“She told me we were just supposed to come here tonight,” Muxlow said at the event.

Rewind to mid-December in 2005, Muxlow was an active and healthy 29-year-old, until one day he got sick with a cold. Though a cold virus was typical for the time of year, he said something felt wrong.

“I had a cold and it got worse,” Muxlow recalled. “I called my boss (Gord Funnell, Owner of Tower Road Campground) to let him know I still wasn’t feeling well and he put me on a plane to Edmonton.”

When Muxlow arrived to the city on January 15, 2006; his parents Donald and Anne Muxlow were waiting for him at the airport.

“Donnie’s father ran to get him a wheelchair because he had no strength,” explained Anne. “When we got to the St. Albert hospital, the doctors found his heart was racing really fast.”

“Donnie’s father ran to get him a wheelchair because he had no strength,” explained Anne. “When we got to the St. Albert hospital, the doctors found his heart was racing really fast.”

Shortly after, the doctors performed an electrical cardioversion (an electrical shock to the heart) to restore his heart’s regular rhythms. Two days later, Muxlow was transferred to the Royal Alexandra Hospital to be treated by the cardiologists in the CK Hui Heart Centre.

It was at the Centre where he was diagnosed with cardiomyopathy, which refers to diseases of the heart muscle. Within hours, Muxlow had an Implantable Ventricular Assist Device (VAD) placed to help pump blood throughout his body. Muxlow was the third patient in Canada to have a VAD used.

“I had to have the VAD hooked up to me because the left ventricle was mostly damaged,” he explained. “The doctors told me it could take up to eight months to a year’s time to find a proper donor for a transplant.”

Fewer than two weeks later, Muxlow and his family received the news of a possible donor.
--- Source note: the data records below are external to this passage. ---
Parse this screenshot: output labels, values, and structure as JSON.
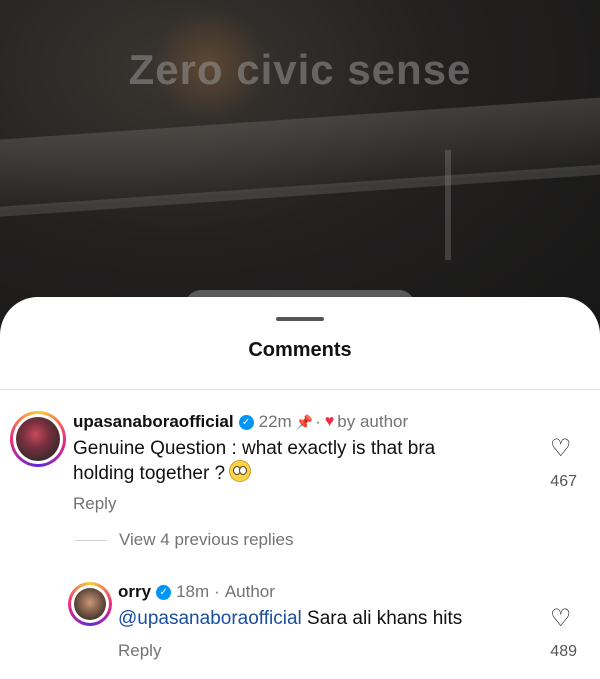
{
  "video": {
    "overlay_text": "Zero civic sense"
  },
  "sheet": {
    "title": "Comments"
  },
  "comments": [
    {
      "username": "upasanaboraofficial",
      "time": "22m",
      "pinned_icon": "pin-icon",
      "liked_by": "by author",
      "text_line1": "Genuine Question : what exactly is that bra",
      "text_line2": "holding together ?",
      "emoji": "pleading-face-emoji",
      "likes": "467",
      "reply_label": "Reply",
      "view_replies": "View 4 previous replies"
    },
    {
      "username": "orry",
      "time": "18m",
      "author_tag": "Author",
      "mention": "@upasanaboraofficial",
      "text": "Sara ali khans hits",
      "likes": "489",
      "reply_label": "Reply"
    }
  ],
  "colors": {
    "verified": "#0095f6",
    "heart": "#ed2d45",
    "mention": "#1a4fa0",
    "sheet_bg": "#ffffff"
  }
}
Something Muxlow feels he was very lucky to have.

“I was lucky – so lucky – because some people wait a long time, but it was within weeks,” he recalled.

“I was lucky – so lucky – because some people wait a long time, but it was within weeks,” he recalled.

Anne explained how the doctors told them there could be a possibility that Muxlow could experience depression post-surgery.

“My husband and I were both like: ‘No, not Donnie,’” she said. “He always had a positive outlook on life, even as a child growing up.”

Today, Muxlow’s parents and friends call him an “inspiration” and “the most positive guy they know.”

In the past decade, Muxlow, a current employee at Vallen Industrial and Tower Road Campground, said he’s had minor issues with his heart, if any at all.

“My benefit for having the surgery was that I was young, very healthy and strong,” he said. “And, we were able to find a donor with the same blood type. The match was compatible.”

On February 2, the Heart and Stroke Foundation of Canada (HSF) released a new report stating about 600,000 people are living with heart failure – an incurable, long-term condition where the heart is not pumping enough blood due to damage from heart attacks and disease.

According to the Government of Canada, there are currently 4,500 people waiting for organ transplants with only a fraction of Canadians registered to donate.

Muxlow said it’s really important for people to become registered donors because it saves lives. He said it saved his life, let him find Kathrin and be a father to his son Colton, 10, and daughter Ryder, 4.

“Take me for example: my family started after the heart transplant,” he said. “For someone to accept me, in my condition and my life expectancy… that just doesn’t come every day. She’s (Kathrin) has been there with me for the past six years. Without her, it would have been really tough.”

For anyone interested in becoming an organ and tissue donor: visit www.healthycanadians.gc.ca.

– Connect Weekly –